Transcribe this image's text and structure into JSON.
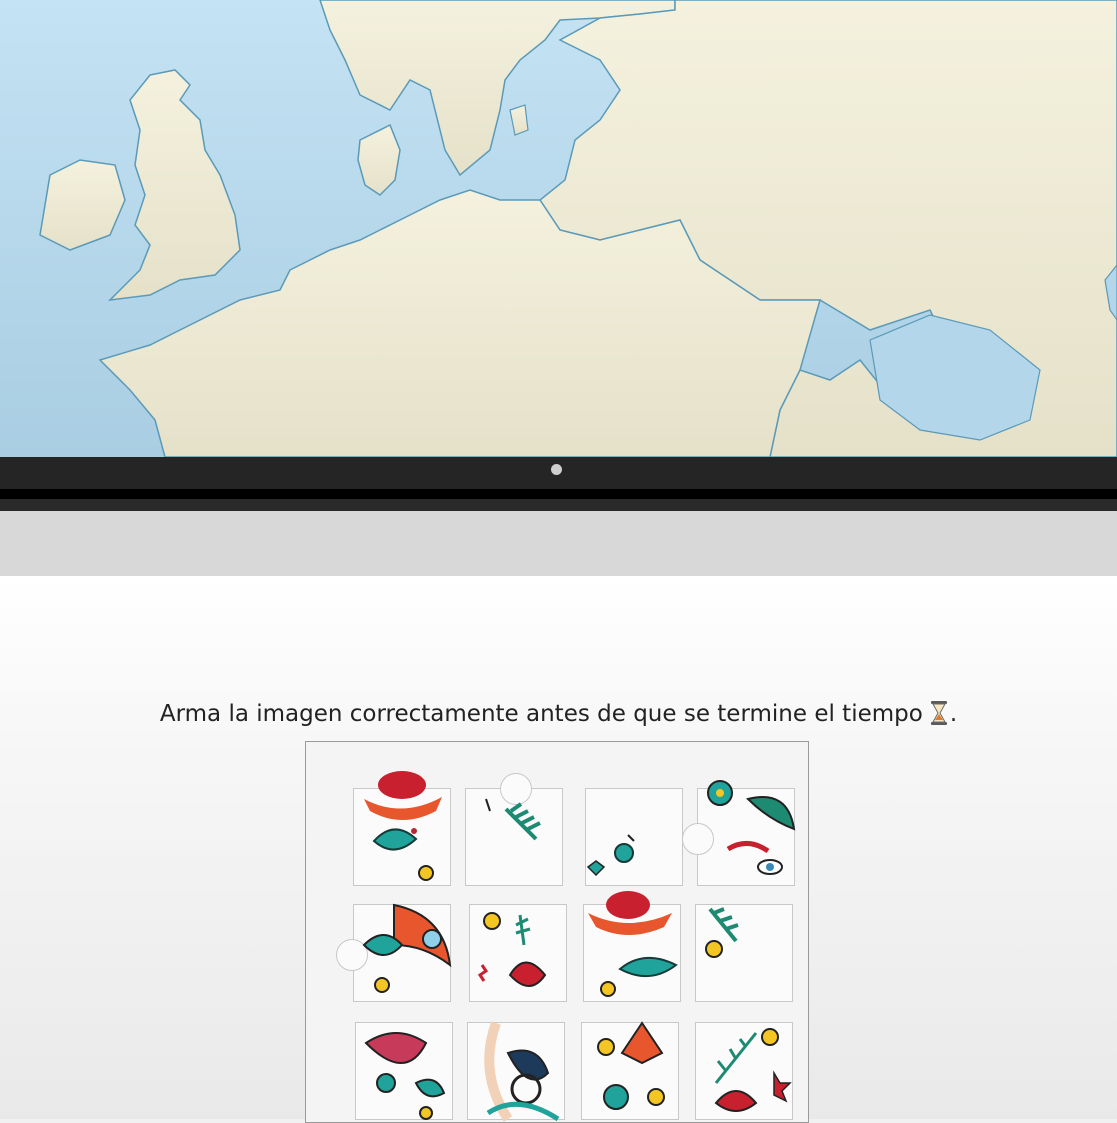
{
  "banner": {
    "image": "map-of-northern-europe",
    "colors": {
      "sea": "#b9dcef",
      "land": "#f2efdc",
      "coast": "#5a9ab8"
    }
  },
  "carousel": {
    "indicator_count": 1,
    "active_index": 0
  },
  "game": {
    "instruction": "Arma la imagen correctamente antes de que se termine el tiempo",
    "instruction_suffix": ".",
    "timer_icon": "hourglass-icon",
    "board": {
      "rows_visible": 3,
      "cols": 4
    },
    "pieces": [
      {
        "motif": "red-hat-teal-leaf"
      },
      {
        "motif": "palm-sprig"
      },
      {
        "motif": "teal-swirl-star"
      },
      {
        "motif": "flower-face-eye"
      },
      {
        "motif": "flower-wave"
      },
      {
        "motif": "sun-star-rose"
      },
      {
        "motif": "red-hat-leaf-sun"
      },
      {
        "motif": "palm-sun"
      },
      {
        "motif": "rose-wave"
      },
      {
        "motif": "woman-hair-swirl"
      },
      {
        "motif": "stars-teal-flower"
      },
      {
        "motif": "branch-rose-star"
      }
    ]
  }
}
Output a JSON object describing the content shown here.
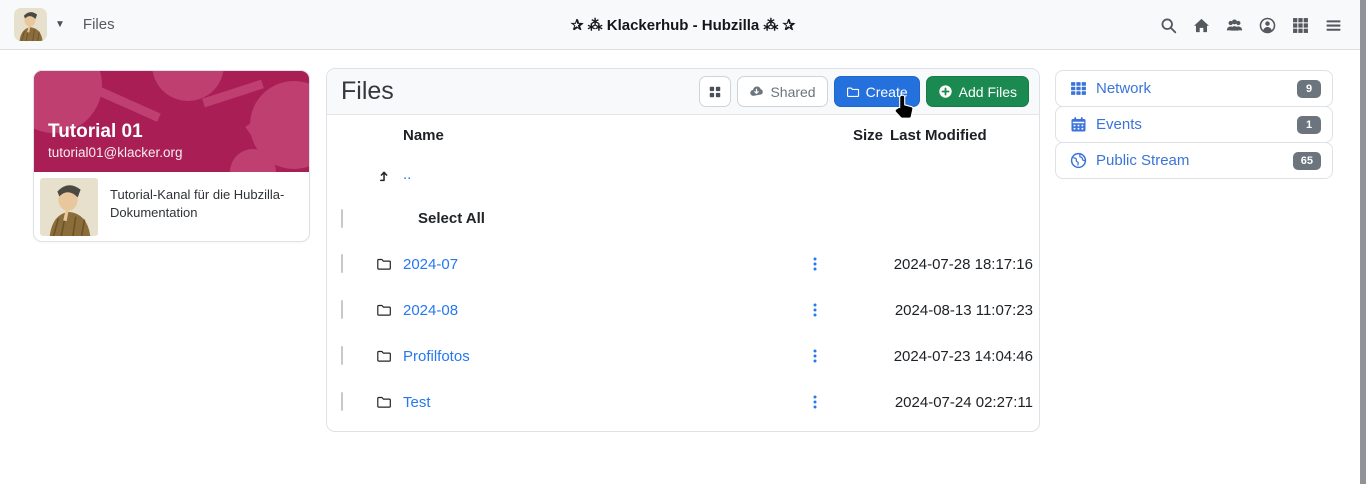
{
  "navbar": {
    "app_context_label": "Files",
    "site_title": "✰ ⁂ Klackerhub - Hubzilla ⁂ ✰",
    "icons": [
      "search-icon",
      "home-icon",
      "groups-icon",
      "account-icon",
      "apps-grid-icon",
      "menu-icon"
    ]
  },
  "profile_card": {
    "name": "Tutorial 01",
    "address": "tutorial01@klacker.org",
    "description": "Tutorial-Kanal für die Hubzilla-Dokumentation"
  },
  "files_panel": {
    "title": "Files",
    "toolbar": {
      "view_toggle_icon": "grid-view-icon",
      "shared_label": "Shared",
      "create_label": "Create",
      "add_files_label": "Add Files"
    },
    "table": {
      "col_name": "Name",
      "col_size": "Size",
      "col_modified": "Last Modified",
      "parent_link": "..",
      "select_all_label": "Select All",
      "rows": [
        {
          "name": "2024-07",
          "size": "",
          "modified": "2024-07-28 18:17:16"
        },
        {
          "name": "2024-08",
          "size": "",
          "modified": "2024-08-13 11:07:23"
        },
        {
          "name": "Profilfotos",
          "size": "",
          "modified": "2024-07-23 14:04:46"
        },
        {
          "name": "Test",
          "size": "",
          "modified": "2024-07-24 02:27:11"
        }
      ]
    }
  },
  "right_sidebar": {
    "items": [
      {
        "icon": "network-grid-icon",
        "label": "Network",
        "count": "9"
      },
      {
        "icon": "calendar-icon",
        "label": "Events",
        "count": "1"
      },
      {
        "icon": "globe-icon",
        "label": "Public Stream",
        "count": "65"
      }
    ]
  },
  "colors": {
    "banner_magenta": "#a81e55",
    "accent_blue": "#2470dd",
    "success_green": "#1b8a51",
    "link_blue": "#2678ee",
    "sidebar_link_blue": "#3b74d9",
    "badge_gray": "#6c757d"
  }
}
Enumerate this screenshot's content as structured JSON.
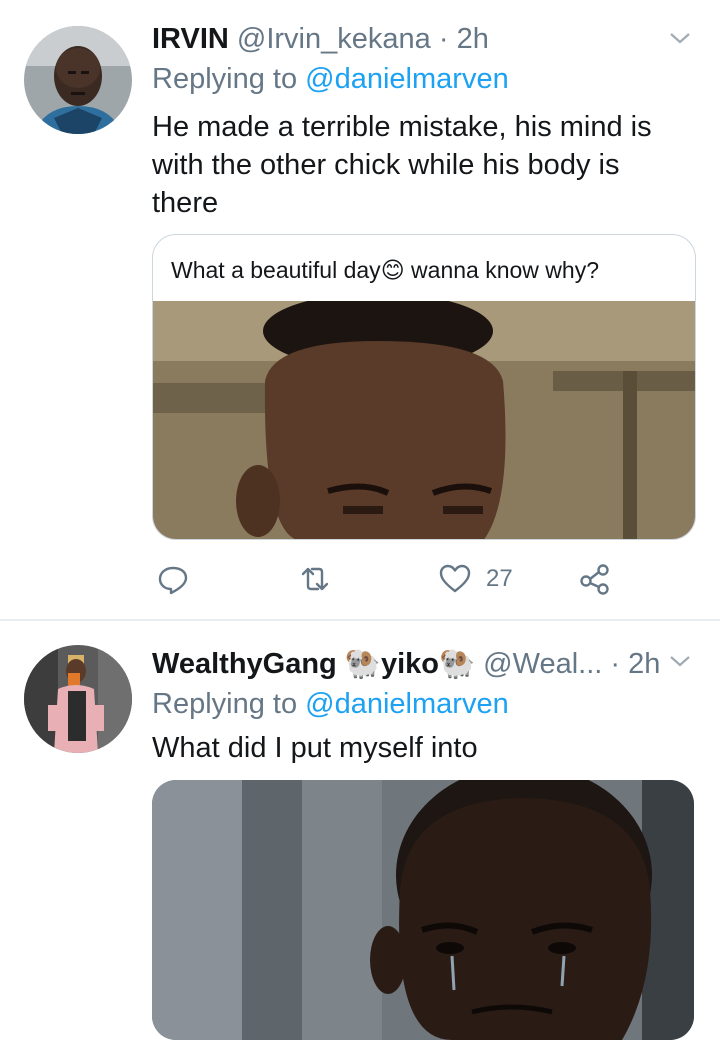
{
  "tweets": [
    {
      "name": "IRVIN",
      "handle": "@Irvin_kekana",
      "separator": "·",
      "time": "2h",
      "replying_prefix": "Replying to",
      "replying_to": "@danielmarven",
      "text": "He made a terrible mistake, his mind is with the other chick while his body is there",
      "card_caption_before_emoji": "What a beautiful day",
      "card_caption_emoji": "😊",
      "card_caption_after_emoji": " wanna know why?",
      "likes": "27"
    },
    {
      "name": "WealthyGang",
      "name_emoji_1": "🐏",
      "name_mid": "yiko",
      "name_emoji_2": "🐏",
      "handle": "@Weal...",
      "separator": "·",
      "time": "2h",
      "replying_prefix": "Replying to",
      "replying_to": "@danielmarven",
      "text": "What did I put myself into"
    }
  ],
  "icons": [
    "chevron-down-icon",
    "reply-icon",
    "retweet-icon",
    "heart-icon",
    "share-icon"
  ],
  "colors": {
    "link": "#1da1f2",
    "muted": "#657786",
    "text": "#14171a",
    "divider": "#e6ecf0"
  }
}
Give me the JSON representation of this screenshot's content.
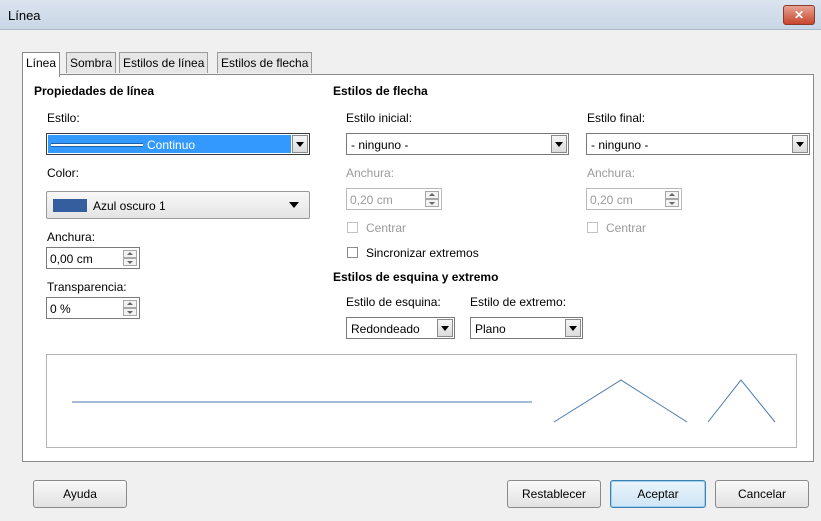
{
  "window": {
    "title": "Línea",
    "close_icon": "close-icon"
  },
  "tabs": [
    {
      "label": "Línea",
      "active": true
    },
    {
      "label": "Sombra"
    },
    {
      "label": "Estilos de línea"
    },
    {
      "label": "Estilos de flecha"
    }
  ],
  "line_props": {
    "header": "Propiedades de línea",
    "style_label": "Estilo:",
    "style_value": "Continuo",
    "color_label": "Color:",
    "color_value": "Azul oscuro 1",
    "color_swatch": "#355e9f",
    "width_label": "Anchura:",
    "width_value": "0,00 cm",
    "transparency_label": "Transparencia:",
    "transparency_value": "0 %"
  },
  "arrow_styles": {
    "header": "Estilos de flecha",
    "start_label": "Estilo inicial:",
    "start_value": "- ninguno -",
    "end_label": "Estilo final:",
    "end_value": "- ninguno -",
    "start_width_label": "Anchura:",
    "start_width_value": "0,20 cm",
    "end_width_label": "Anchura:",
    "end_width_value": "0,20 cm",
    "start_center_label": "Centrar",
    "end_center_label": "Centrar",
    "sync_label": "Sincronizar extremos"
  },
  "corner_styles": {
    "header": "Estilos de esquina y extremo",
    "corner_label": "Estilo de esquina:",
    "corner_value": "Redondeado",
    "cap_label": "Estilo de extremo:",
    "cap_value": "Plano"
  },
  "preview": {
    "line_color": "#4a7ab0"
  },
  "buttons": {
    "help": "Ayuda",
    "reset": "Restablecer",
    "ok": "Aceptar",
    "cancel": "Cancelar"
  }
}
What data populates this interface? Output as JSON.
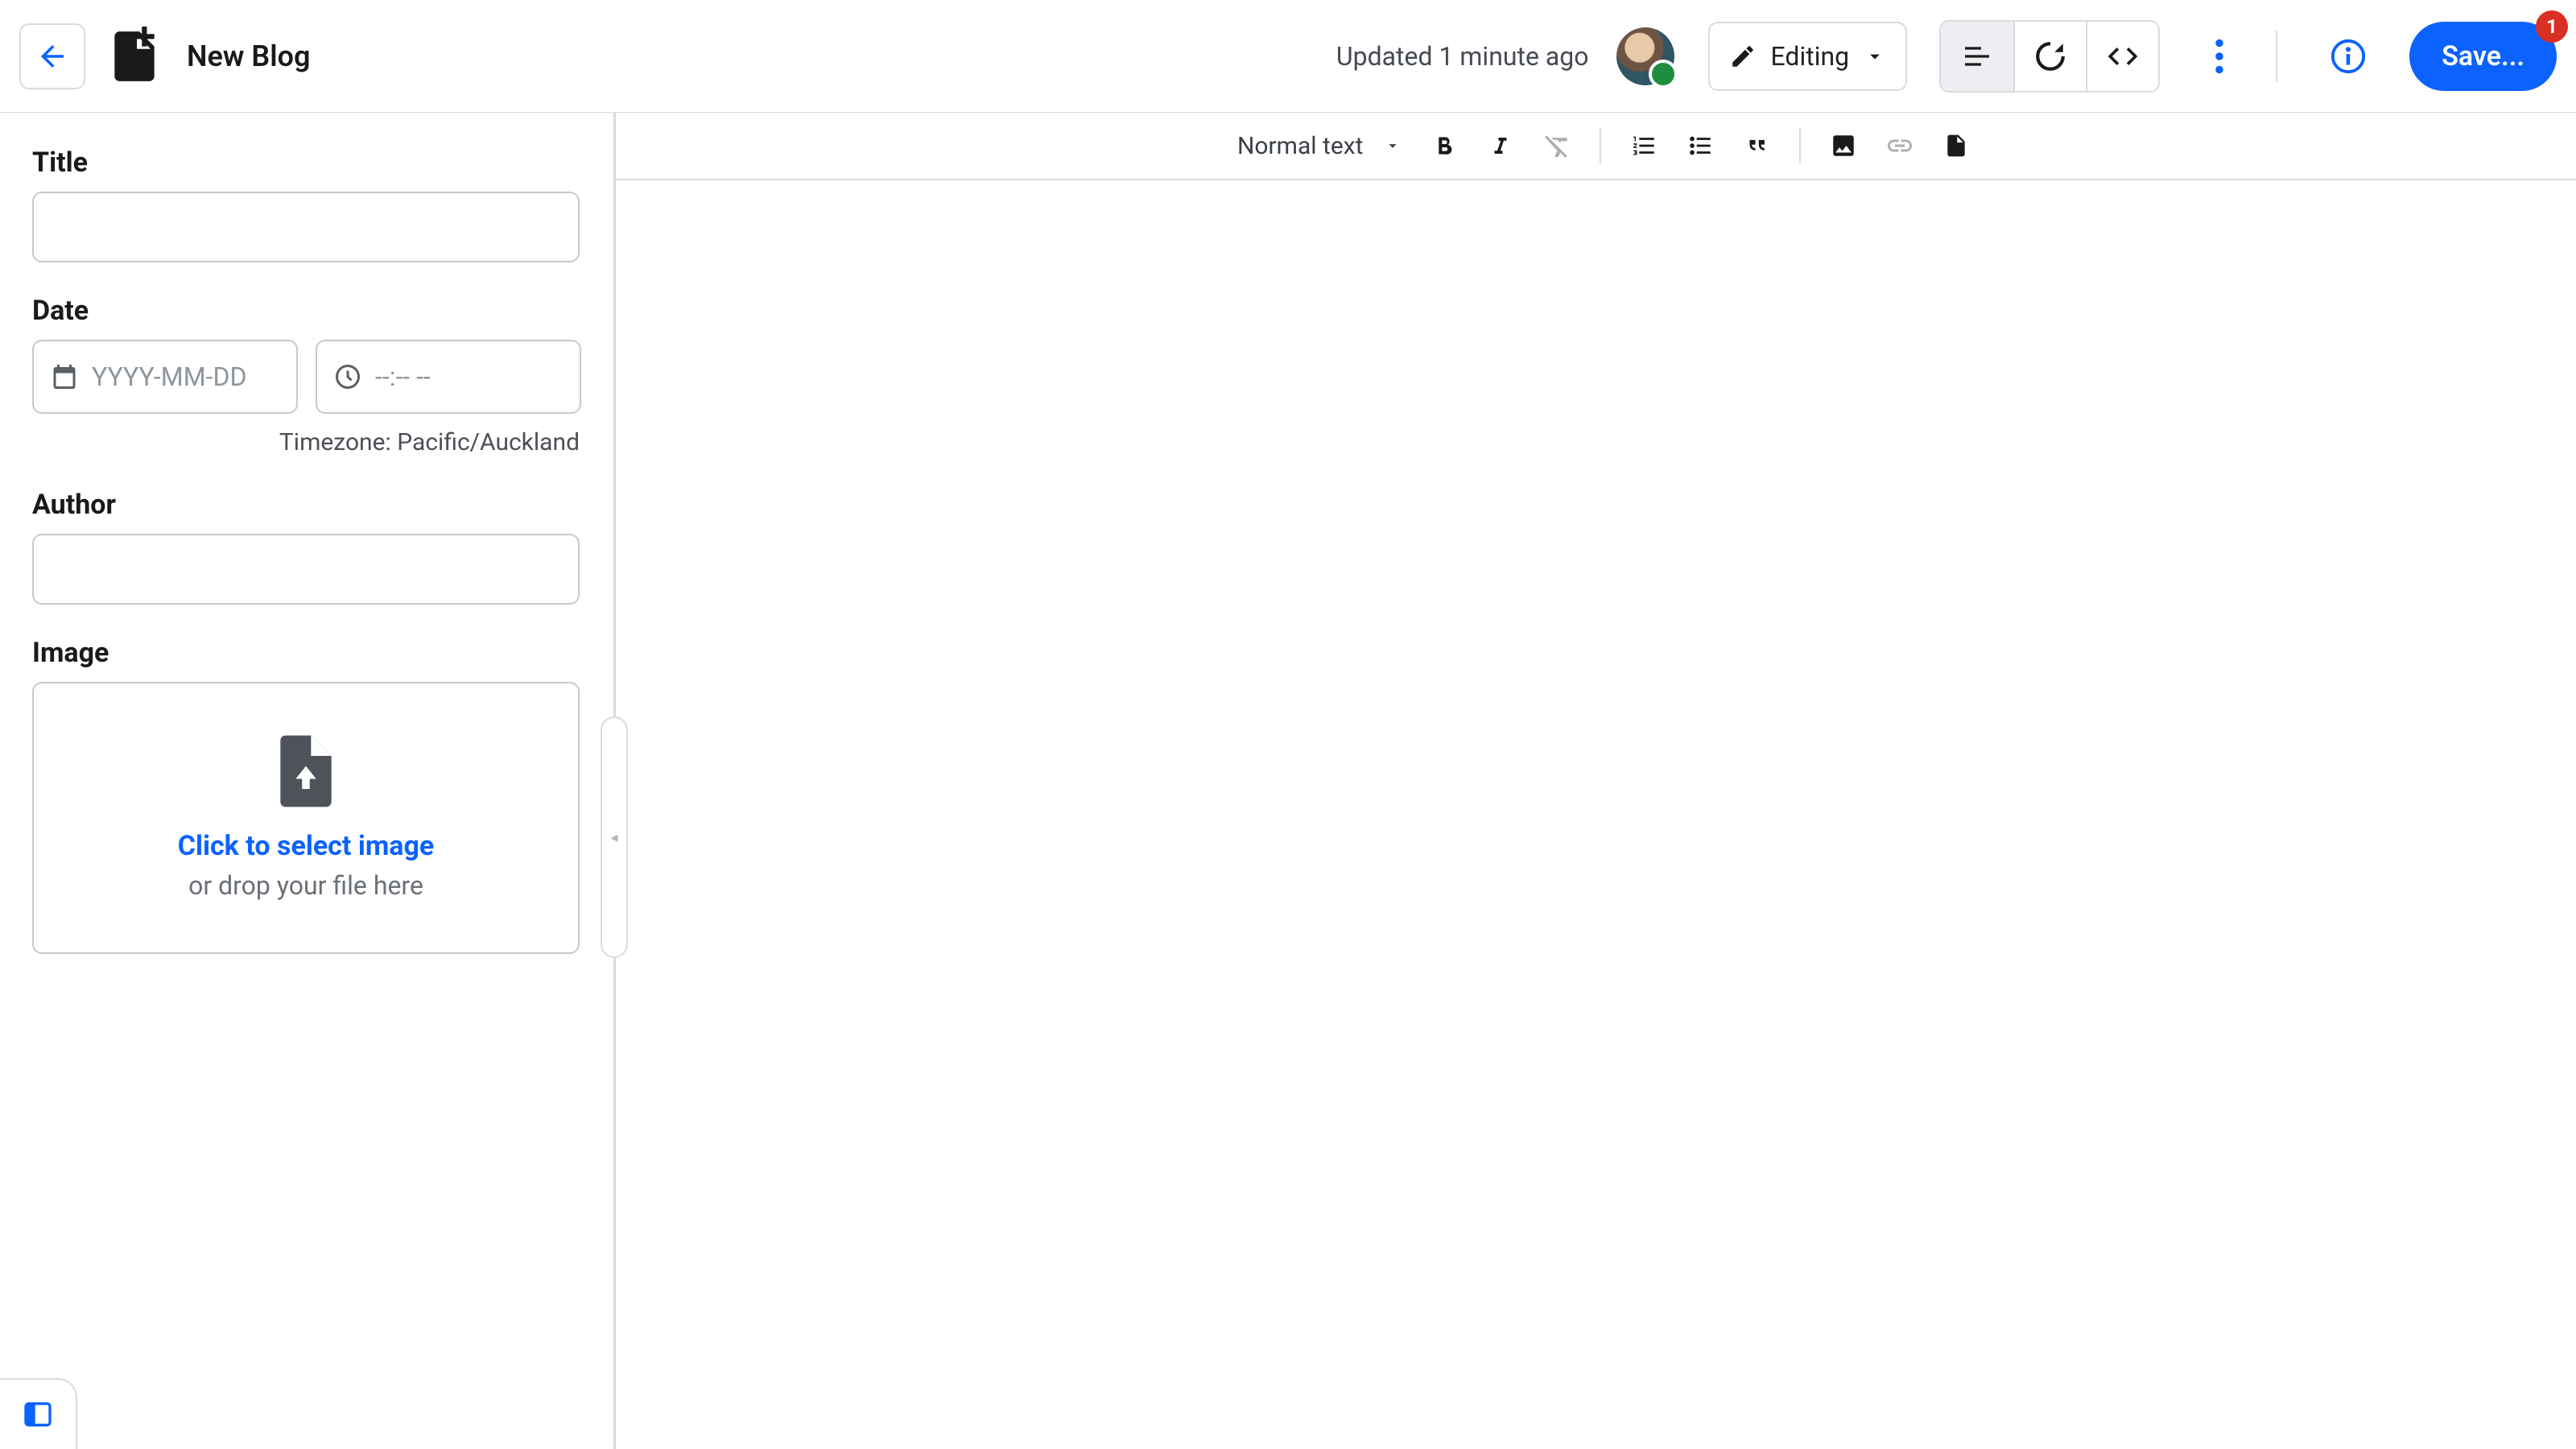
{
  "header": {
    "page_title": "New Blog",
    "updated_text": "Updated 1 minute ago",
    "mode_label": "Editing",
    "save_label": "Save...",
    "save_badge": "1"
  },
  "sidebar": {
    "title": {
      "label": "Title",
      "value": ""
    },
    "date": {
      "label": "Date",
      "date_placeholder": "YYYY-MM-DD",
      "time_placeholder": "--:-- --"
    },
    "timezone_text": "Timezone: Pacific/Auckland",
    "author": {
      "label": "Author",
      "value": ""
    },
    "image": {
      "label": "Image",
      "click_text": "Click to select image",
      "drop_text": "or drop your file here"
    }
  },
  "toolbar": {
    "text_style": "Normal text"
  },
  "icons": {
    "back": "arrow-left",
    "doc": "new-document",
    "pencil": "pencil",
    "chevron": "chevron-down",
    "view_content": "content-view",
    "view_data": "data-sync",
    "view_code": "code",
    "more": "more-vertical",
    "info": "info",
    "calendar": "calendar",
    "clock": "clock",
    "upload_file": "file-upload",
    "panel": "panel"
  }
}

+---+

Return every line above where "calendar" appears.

        "icon": "calendar-icon",
    "calendar": "calendar",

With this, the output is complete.